Monday, March 21, 2005


The Eighth Amendment to the Constitution – article eight of the Bill of Rights – prohibits “Cruel and Unusual Punishment”. On March 21st, the United States Congress effectively redefined the meaning and scope of the Eighth Amendment – with Bush immediately signing their act into law.

Crucified, Immanuel was taken down early because Jewish law mandates burial within three days of death – the belief, shared by most cultures, being that a soul is trapped on earth until the body is properly sanctified. (Matt 27:57; John 19:31)

Florida Representative Jim Davis (D) classified the actions of his fellow congressman with the words, “These actions today are a clear threat to our democracy.”

House Democratic leader, Nancy Pelosi of California characterized it with these words: "The actions of the majority in attempting to pass constitutionally dubious legislation are highly irregular and an improper use of legislative authority.”

Obviously, in this most religious period of the year, when analogy to Immanuel is most pungent, many of you already know I am talking about Terri Schiavo – in a vegetative state since February 25th, 1990. At issue is her “right to die”; or more accurately, since she has no cognitive functions, the right to a proper funeral so that her soul can move on.

The Constitutional issue comes from assertions of Senate Republican majority leader Bill Frist of Tennessee – who is a medical doctor – in asserting, "Remember, Terri is alive, Terri is not in a coma."

The Schiavo case is unique, she was receiving any life-sustaining treatment beyond the feeding tube and does not appear to be in the physical state normally associated with decisions to end medical assistance. However, the lack of cognitive function renders “brain dead” – a medical state sufficient to warrant cessation of assistance in hundreds of case every year.

The debate becomes one of what is life? Is it the continuation of bodily function in the presence of sustenance, but without cognitive function? Or, is it the continuation of cognitive function – regardless of the necessary interventions to sustain the body?

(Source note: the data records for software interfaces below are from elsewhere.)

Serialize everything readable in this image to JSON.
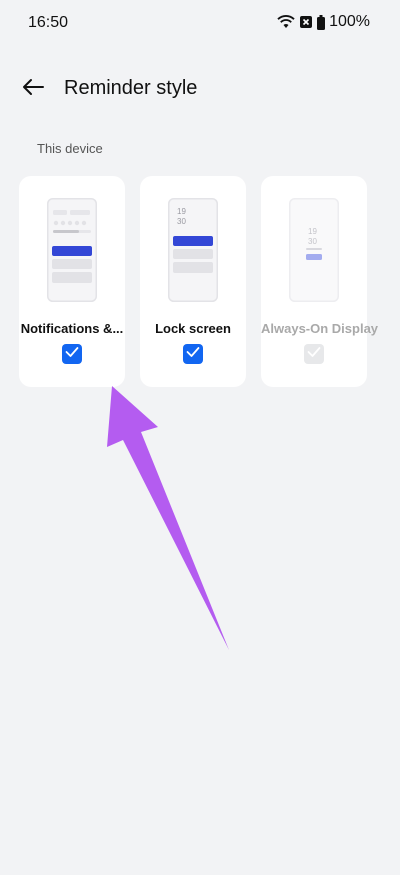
{
  "status_bar": {
    "time": "16:50",
    "battery": "100%"
  },
  "header": {
    "title": "Reminder style",
    "back_icon": "arrow-left-icon"
  },
  "section": {
    "label": "This device"
  },
  "cards": [
    {
      "label": "Notifications &...",
      "checked": true,
      "disabled": false
    },
    {
      "label": "Lock screen",
      "checked": true,
      "disabled": false
    },
    {
      "label": "Always-On Display",
      "checked": false,
      "disabled": true
    }
  ],
  "lock_preview": {
    "hour": "19",
    "minute": "30"
  },
  "aod_preview": {
    "hour": "19",
    "minute": "30"
  },
  "colors": {
    "accent": "#1266f1",
    "annotation_arrow": "#b45cf0",
    "preview_highlight": "#3347d6"
  }
}
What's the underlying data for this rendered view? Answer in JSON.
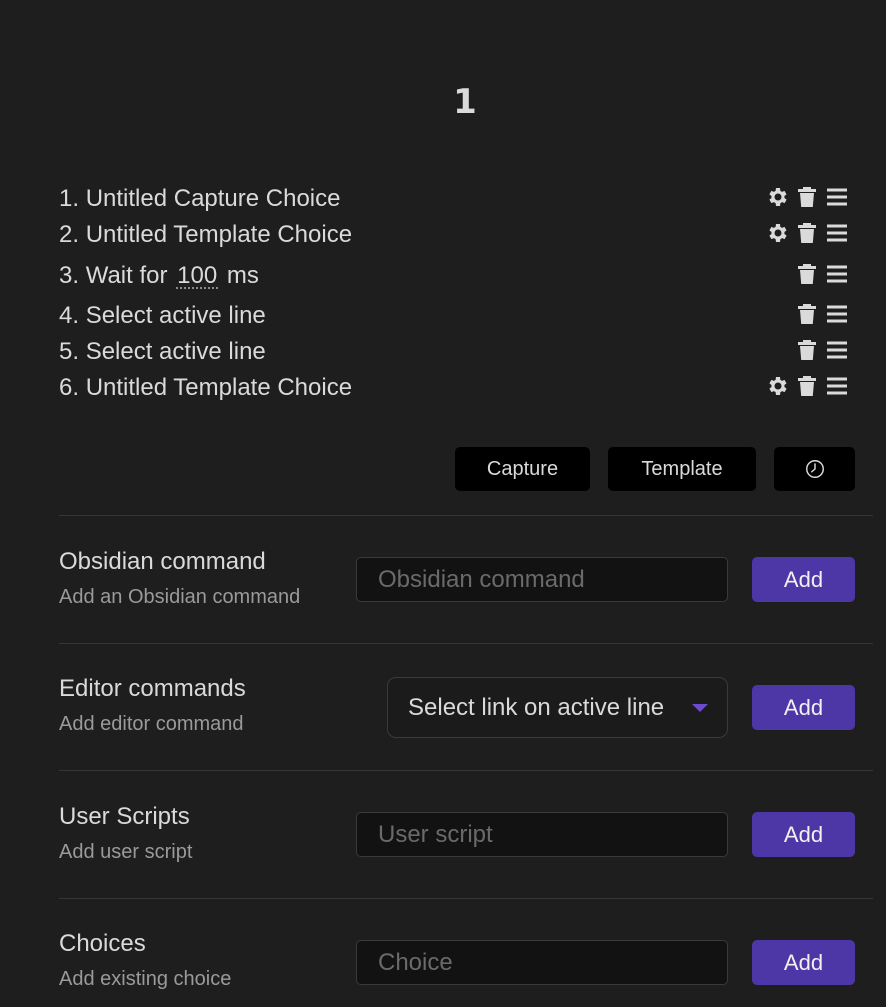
{
  "macro": {
    "title": "1"
  },
  "commands": [
    {
      "index": "1.",
      "label": "Untitled Capture Choice",
      "icons": [
        "gear-icon",
        "trash-icon",
        "drag-handle-icon"
      ]
    },
    {
      "index": "2.",
      "label": "Untitled Template Choice",
      "icons": [
        "gear-icon",
        "trash-icon",
        "drag-handle-icon"
      ]
    },
    {
      "index": "3.",
      "label_prefix": "Wait for",
      "value": "100",
      "label_suffix": "ms",
      "icons": [
        "trash-icon",
        "drag-handle-icon"
      ]
    },
    {
      "index": "4.",
      "label": "Select active line",
      "icons": [
        "trash-icon",
        "drag-handle-icon"
      ]
    },
    {
      "index": "5.",
      "label": "Select active line",
      "icons": [
        "trash-icon",
        "drag-handle-icon"
      ]
    },
    {
      "index": "6.",
      "label": "Untitled Template Choice",
      "icons": [
        "gear-icon",
        "trash-icon",
        "drag-handle-icon"
      ]
    }
  ],
  "toolbar": {
    "capture_label": "Capture",
    "template_label": "Template",
    "wait_icon": "clock-icon"
  },
  "settings": {
    "obsidian": {
      "name": "Obsidian command",
      "desc": "Add an Obsidian command",
      "placeholder": "Obsidian command",
      "button": "Add"
    },
    "editor": {
      "name": "Editor commands",
      "desc": "Add editor command",
      "selected": "Select link on active line",
      "button": "Add"
    },
    "scripts": {
      "name": "User Scripts",
      "desc": "Add user script",
      "placeholder": "User script",
      "button": "Add"
    },
    "choices": {
      "name": "Choices",
      "desc": "Add existing choice",
      "placeholder": "Choice",
      "button": "Add"
    }
  },
  "colors": {
    "background": "#1e1e1e",
    "accent": "#4d37a6",
    "text": "#dadada",
    "muted": "#9a9a9a"
  }
}
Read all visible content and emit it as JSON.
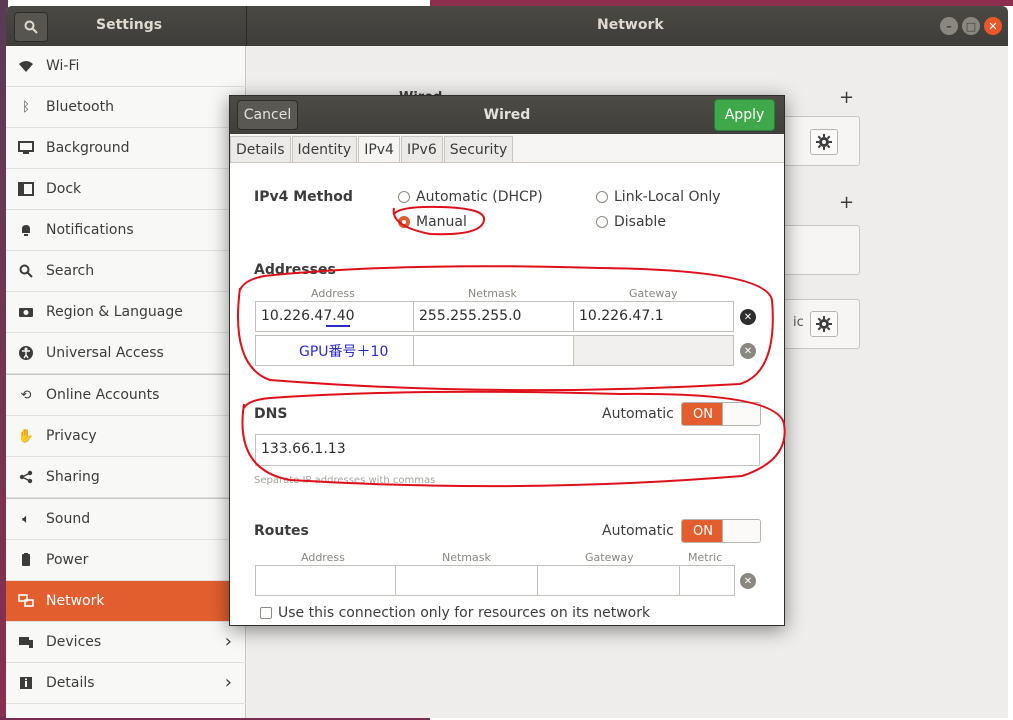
{
  "header": {
    "left_title": "Settings",
    "main_title": "Network",
    "window_controls": [
      "minimize",
      "maximize",
      "close"
    ]
  },
  "sidebar": {
    "items": [
      {
        "label": "Wi-Fi",
        "icon": "wifi-icon"
      },
      {
        "label": "Bluetooth",
        "icon": "bluetooth-icon"
      },
      {
        "label": "Background",
        "icon": "monitor-icon"
      },
      {
        "label": "Dock",
        "icon": "dock-icon"
      },
      {
        "label": "Notifications",
        "icon": "bell-icon"
      },
      {
        "label": "Search",
        "icon": "search-icon"
      },
      {
        "label": "Region & Language",
        "icon": "camera-icon"
      },
      {
        "label": "Universal Access",
        "icon": "accessibility-icon"
      },
      {
        "label": "Online Accounts",
        "icon": "accounts-icon"
      },
      {
        "label": "Privacy",
        "icon": "hand-icon"
      },
      {
        "label": "Sharing",
        "icon": "share-icon"
      },
      {
        "label": "Sound",
        "icon": "speaker-icon"
      },
      {
        "label": "Power",
        "icon": "power-icon"
      },
      {
        "label": "Network",
        "icon": "network-icon",
        "active": true
      },
      {
        "label": "Devices",
        "icon": "devices-icon",
        "has_chevron": true
      },
      {
        "label": "Details",
        "icon": "info-icon",
        "has_chevron": true
      }
    ]
  },
  "background_panel": {
    "wired_label": "Wired",
    "fragment_text": "ic"
  },
  "dialog": {
    "title": "Wired",
    "cancel_label": "Cancel",
    "apply_label": "Apply",
    "tabs": [
      "Details",
      "Identity",
      "IPv4",
      "IPv6",
      "Security"
    ],
    "active_tab": "IPv4",
    "ipv4_method": {
      "label": "IPv4 Method",
      "options": [
        "Automatic (DHCP)",
        "Link-Local Only",
        "Manual",
        "Disable"
      ],
      "selected": "Manual"
    },
    "addresses": {
      "label": "Addresses",
      "columns": [
        "Address",
        "Netmask",
        "Gateway"
      ],
      "rows": [
        {
          "address": "10.226.47.40",
          "netmask": "255.255.255.0",
          "gateway": "10.226.47.1"
        },
        {
          "address": "",
          "netmask": "",
          "gateway": ""
        }
      ]
    },
    "dns": {
      "label": "DNS",
      "automatic_label": "Automatic",
      "switch_state": "ON",
      "value": "133.66.1.13",
      "hint": "Separate IP addresses with commas"
    },
    "routes": {
      "label": "Routes",
      "automatic_label": "Automatic",
      "switch_state": "ON",
      "columns": [
        "Address",
        "Netmask",
        "Gateway",
        "Metric"
      ]
    },
    "only_resources_label": "Use this connection only for resources on its network"
  },
  "annotations": {
    "gpu_note": "GPU番号＋10",
    "stroke_color": "#e0101a",
    "note_color": "#2a2ad0"
  }
}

Imagine this: Terri is alive, with undetected cognitive function. She is a prisoner in her own body and the nerves which will allow her to communicate no longer exist. Having spent 15 years in this prison, by act of Congress, she is to be sentenced to “imprisonment for life” – currently, another 40 years or more.

If Congress can do that to Terri, who has committed no crime, why couldn’t they eventually decide to do it to criminals? Would they chemically paralyze a criminal, insert a feeding tube and thus time would be served imprisoned within their own body. Think of the money we would save.
Speaking of money. President Bush now seeks to “err on the side of life” when only a few weeks ago he wanted to cut the Medicaid funding which sustains Terri’s body – and countless Terri’s.

If what is being imposed on Terri is not cruel and unusual, is not an 8th Amendment violation, it follows it can be imposed on everyone. If not prisoners, than all the “brain dead” whose bodies can be sustained with only feeding tubes – utilizing Medicaid funds diverted from the living.

However, Terri is “brain dead” – short of doctors discovering the technique Immanuel utilized on Lazarus and subsequently taught his Apostles, she is dead; and Congress and the President have dictated that her soul be entombed on earth until the day her shell succumbs to corruption.

The current administration has authorized torture by declaring insurgents and accused terrorist to be outside the scope of the Geneva Convention a – or moral treatment. This Administration has washed its hands of crimes of torture by raising its legal advocate to the post of Attorney General.
Now, in this period of heightened religious observance and recollection of the origins of modern faiths, we must ask what morality is in play – how many souls will be denied closure?

No comments: